Installing OpenSolaris/Solaris on a Fasthosts Dedicated Server

By Alasdair Lumsden on 29 Dec 2009

EDIT: Turns out that my server had dodgy wiring with the Eric card. Fasthosts fixed this and then I was able to get into the BIOS to change the boot order, rendering the below post rather unnecessary.

I was recently tasked with installing OpenSolaris on a Fasthosts Dedicated Server. Fasthost Dedicated Servers are cheap and cheerful. I would never put anything important on them, because if the shit hits the fan, you’re own your own. But they are incredibly cheap, so for un-important bits n pieces, they can make sense.

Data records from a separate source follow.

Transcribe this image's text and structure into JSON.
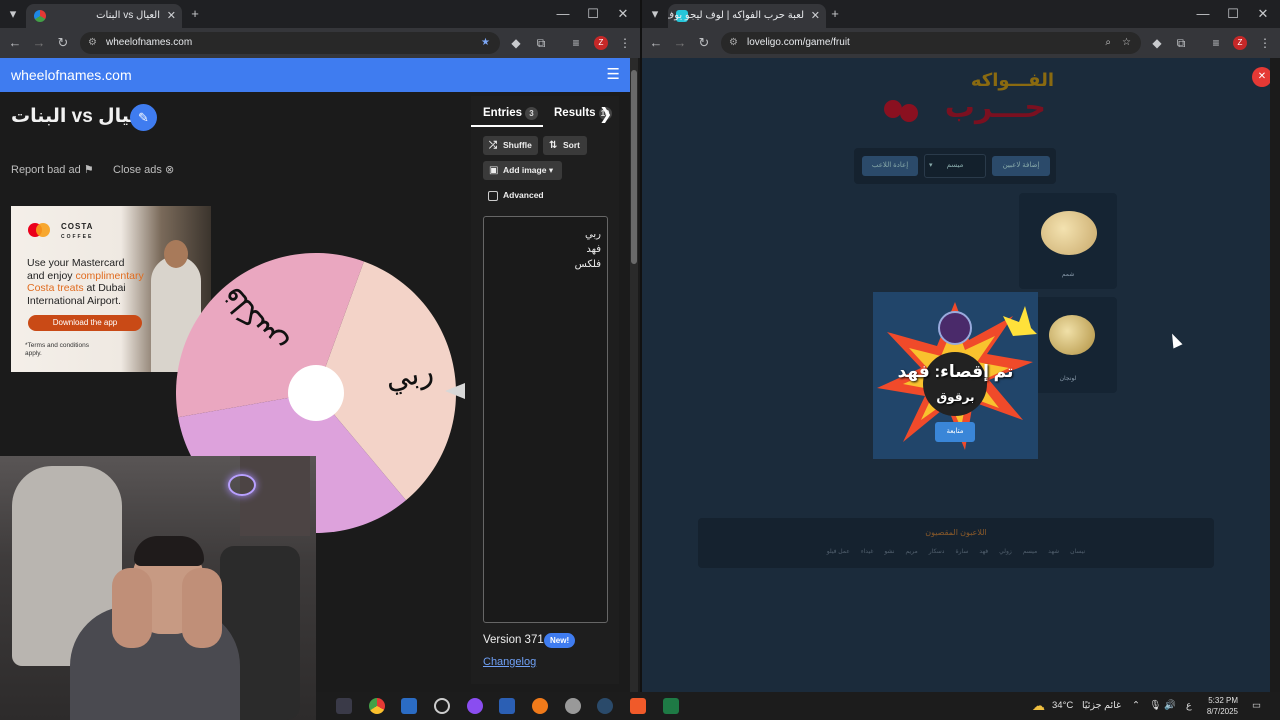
{
  "left_browser": {
    "tab_title": "البنات vs العيال",
    "url": "wheelofnames.com"
  },
  "wheel_page": {
    "brand": "wheelofnames.com",
    "title": "البنات vs العيال",
    "report_bad_ad": "Report bad ad",
    "close_ads": "Close ads",
    "ad": {
      "brand": "COSTA",
      "brand_sub": "COFFEE",
      "line1": "Use your Mastercard",
      "line2": "and enjoy",
      "highlight1": "complimentary",
      "highlight2": "Costa treats",
      "line3": "at Dubai",
      "line4": "International Airport.",
      "cta": "Download the app",
      "terms": "*Terms and conditions apply."
    },
    "wheel": {
      "slices": [
        "ربي",
        "فهد",
        "فلكس"
      ],
      "colors": [
        "#f3d3c8",
        "#dda2dc",
        "#eaa7c0"
      ]
    },
    "panel": {
      "entries_tab": "Entries",
      "entries_count": "3",
      "results_tab": "Results",
      "results_count": "10",
      "shuffle": "Shuffle",
      "sort": "Sort",
      "add_image": "Add image",
      "advanced": "Advanced",
      "entries": [
        "ربي",
        "فهد",
        "فلكس"
      ],
      "version": "Version 371",
      "new_badge": "New!",
      "changelog": "Changelog"
    }
  },
  "right_browser": {
    "tab_title": "لعبة حرب الفواكه | لوف ليجو يوف",
    "url": "loveligo.com/game/fruit"
  },
  "fruit_game": {
    "logo_top": "الفـــواكه",
    "logo_main": "حـــرب",
    "add_player": "إضافة لاعبين",
    "player_select": "ميسم",
    "restore_player": "إعادة اللاعب",
    "cards": [
      {
        "name": "شمم"
      },
      {
        "name": "لونجان"
      }
    ],
    "popup_text": "تم إقصاء: فهد",
    "popup_sub": "برقوق",
    "popup_button": "متابعة",
    "eliminated_title": "اللاعبون المقصيون",
    "eliminated": [
      "نيسان",
      "شهد",
      "ميسم",
      "زولي",
      "فهد",
      "سارة",
      "دسكار",
      "مريم",
      "نشو",
      "غيداء",
      "عمل فيلو"
    ]
  },
  "taskbar": {
    "weather": "34°C",
    "weather_label": "غائم جزئيًا",
    "lang": "ع",
    "time": "5:32 PM",
    "date": "8/7/2025"
  }
}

Unfortunately they only come pre-installed with Windows Server, CentOS or Ubuntu. Being a Solaris advocate, the first thing I wanted to do was kablam them with OpenSolaris.

The boxes rather usefully come with Raritan ERIC remote management cards. These remote management cards provide you with:

  • Keyboard, Video and Mouse remote access
  • Remote power management
  • Virtual CD-Rom

So, installing OpenSolaris should be a piece of cake, right? Sadly.. not quite. Fasthosts have either locked down the cards/servers so you can’t go into the BIOS/Alter the boot order, or the Eric KVM cards are deficient in that regard. Regardless of whether I chose PS2 or USB for the Keyboard emulation, pressing F2 or F12 on the BIOS boot screen yielded nothing useful.

Further, I had issues getting the Virtual CD Drive to mount. Rather unfortunately it can only access ISO images via Windows File Sharing. I set up a Samba Server, but the Eric card kept saying “Error accessing image”. It turns out your ISO image has to be in a sub-folder, and the path uses backslashes. So I finally got a CD mounted in the end.

Once I had the ISO Image mounted, I needed to get the server to boot it. Since we can’t change the boot order, I finally got around it by nuking the MBR of the harrdrive. There are actually two harddrives in the Fasthosts box I ordered, so I ran:

# dd if=/dev/zero of=/dev/sda bs=1M count=100
# dd if=/dev/zero of=/dev/sdb bs=1M count=100

I probably only had to do the first 512 bytes, but more doesn’t hurt when you’re wiping the box anyway. Upon rebooting, sure enough, it started booting the OpenSolaris install CD. Magic!